Obtaining explicit consent

The Draft Guidelines present certain rules and recommendations regarding the platforms' way of obtaining explicit consent for cookie usage. It should be noted that these statements of the KVKK are mainly in line with the explicit consent rules under the Law's general application.

It is underlined that, during obtaining explicit consent regarding personal data processing via cookies, the elements of explicit consent ('specific', 'based on information', and 'expressed with free will') should exist collectively. Therefore:

  • the data controller cannot force data subjects to accept all cookies in order to access the platform (i.e. cookie walls);
  • privacy notices must be presented; and
  • blanket/general consents shall not be sufficient.

The concept of 'consent fatigue' is also discussed within the Draft Guidelines. Accordingly, frequently seeking explicit consent would be unlawful and it is recommended to limit the frequency (of reminding the data subject's consent preferences) in proportion to the lifetime of the relevant cookie (similar to the French data protection authority's ('CNIL') guidelines on cookies and tracking devices). Although CNIL anticipates a six-month interval for the periodic reminder procedure, the KVKK suggests that it should be examined on a case by-case basis before re-asking for consent, by considering the nature of the website or application, as well as the characteristics of the target audience.

The Draft Guidelines also provide guidance regarding the parties' liabilities in cases of third-party cookie usages.

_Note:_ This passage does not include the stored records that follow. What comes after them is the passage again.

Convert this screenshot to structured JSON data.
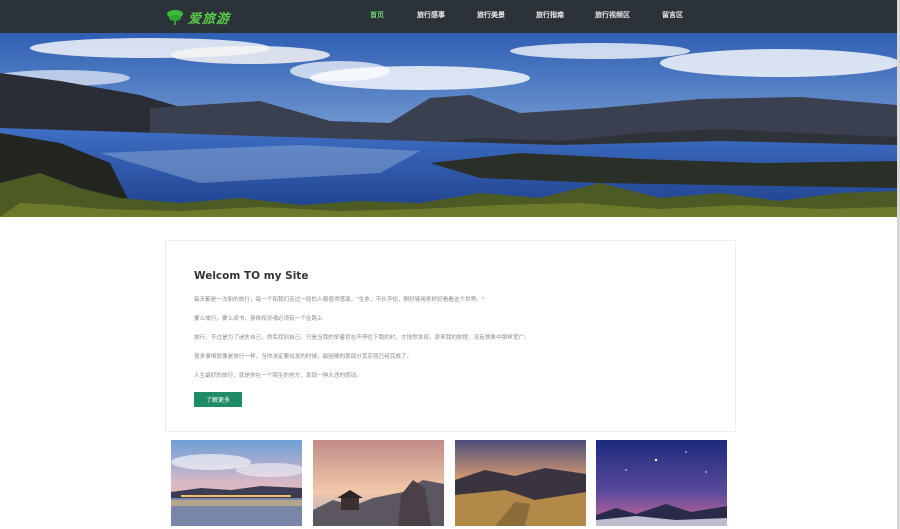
{
  "nav": {
    "logo_text": "爱旅游",
    "links": [
      {
        "label": "首页",
        "active": true
      },
      {
        "label": "旅行感事",
        "active": false
      },
      {
        "label": "旅行美景",
        "active": false
      },
      {
        "label": "旅行指南",
        "active": false
      },
      {
        "label": "旅行视频区",
        "active": false
      },
      {
        "label": "留言区",
        "active": false
      }
    ]
  },
  "intro": {
    "title": "Welcom TO my Site",
    "paragraphs": [
      "每天都是一次新的旅行，每一个和我们走过一段的人都值得感激。\"生命，不长不短，刚好够用来好好看看这个世界。\"",
      "要么旅行，要么读书，身体和灵魂必须有一个在路上",
      "旅行，不过是为了迷失自己，然后找到自己。只是当我的举着背包不停往下跑的时，才恍然发现，原来我的旅程，没有想象中那样宽广。",
      "很多事情就像是旅行一样，当你决定要出发的时候，最困难的那部分其实就已经完成了。",
      "人生最好的旅行，就是你在一个陌生的地方，发现一种久违的感动。"
    ],
    "button_label": "了解更多"
  },
  "colors": {
    "nav_bg": "#2c3338",
    "active_link": "#6bd46b",
    "button_bg": "#1f8c67"
  }
}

In this context, it is determined that the website owner and the third-party cookie provider would be jointly responsible for the personal data processing via the relevant third party cookie.

Use case scenarios of good and bad practices are also presented under the Draft Guidelines, such as:

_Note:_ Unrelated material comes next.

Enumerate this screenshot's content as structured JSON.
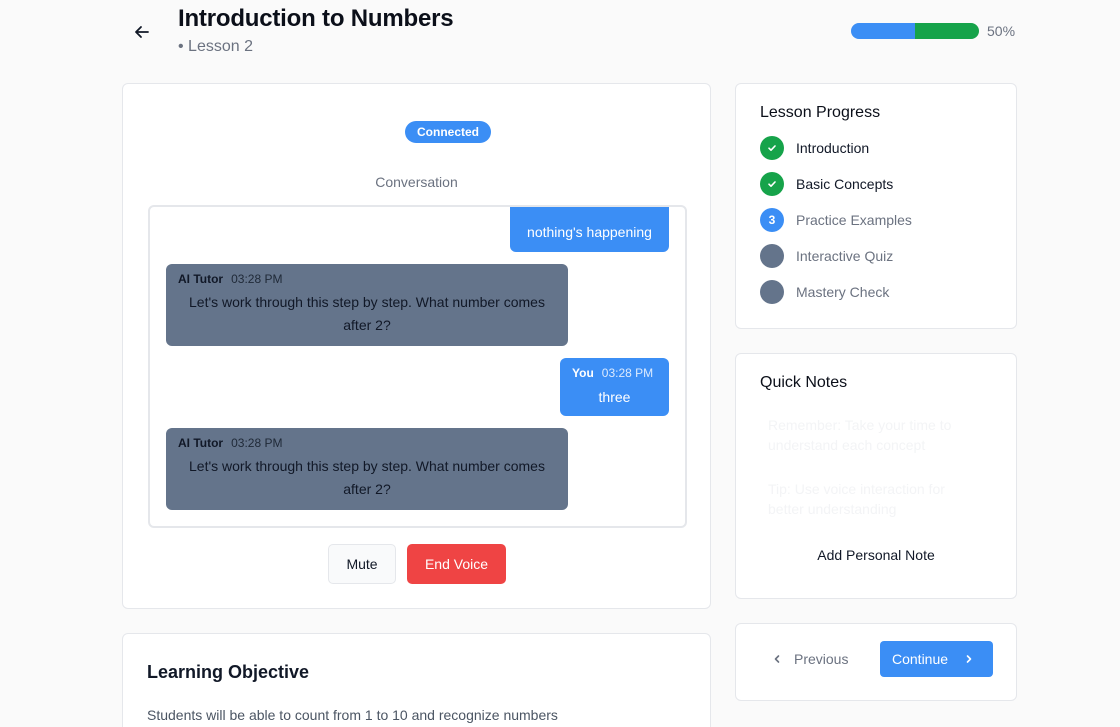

  • Presence of a banner including a cookie management tool ('CMT'), providing the 'accept', 'reject', and 'preferences' options equally in terms of colour, size, and font, and having an icon that enables access to the CMT on the website are deemed as good practices.
  • Presenting only the 'accept' button on the banner and using soft opt-in method are deemed as inappropriate.

Privacy notices

In addition to the Law, and secondary legislation's provisions on the obligation to inform, certain other principles are presented under the Draft Guidelines while fulfilling this obligation regarding cookie usage. Accordingly, it has been highlighted that the obligation to inform cannot be fulfilled by providing cookie privacy notices which 'have a complex nature and contain information on many other subjects'. More specifically, providing the cookie name, purpose of use, period of use, and information about whether the cookie is first or third party is recommended.

Also, it should be noted that privacy notices and explicit consents cannot be bundled as a general rule. Therefore, the KVKK considers banners not presenting them separately as bad practice.

Melis Mert Managing Associate – Attorney at Law
[email protected]
Kaan İlısu Associate – Attorney at Law
[email protected]
BTS & Partners, Istanbul

1. See: (only available in Turkish)
2. See:
3. Article 5(2) of the Law presents legal bases as follows: it is clearly provided for by the laws; it is mandatory for the protection of life or physical integrity of the person or of any other person who is incapable of giving his/her consent or whose consent is not deemed legally valid; processing of personal data belonging to the parties of a contract, is necessary provided that it is directly related to the conclusion or fulfilment of that contract; it is mandatory for the controller to be able to perform its legal obligations; the data concerned is made available to the public by the data subject himself/herself; data processing is mandatory for the establishment, exercise or protection of any right; it is mandatory for the legitimate interests of the controller, provided that this processing shall not violate the fundamental rights and freedoms of the data subject.
4. See: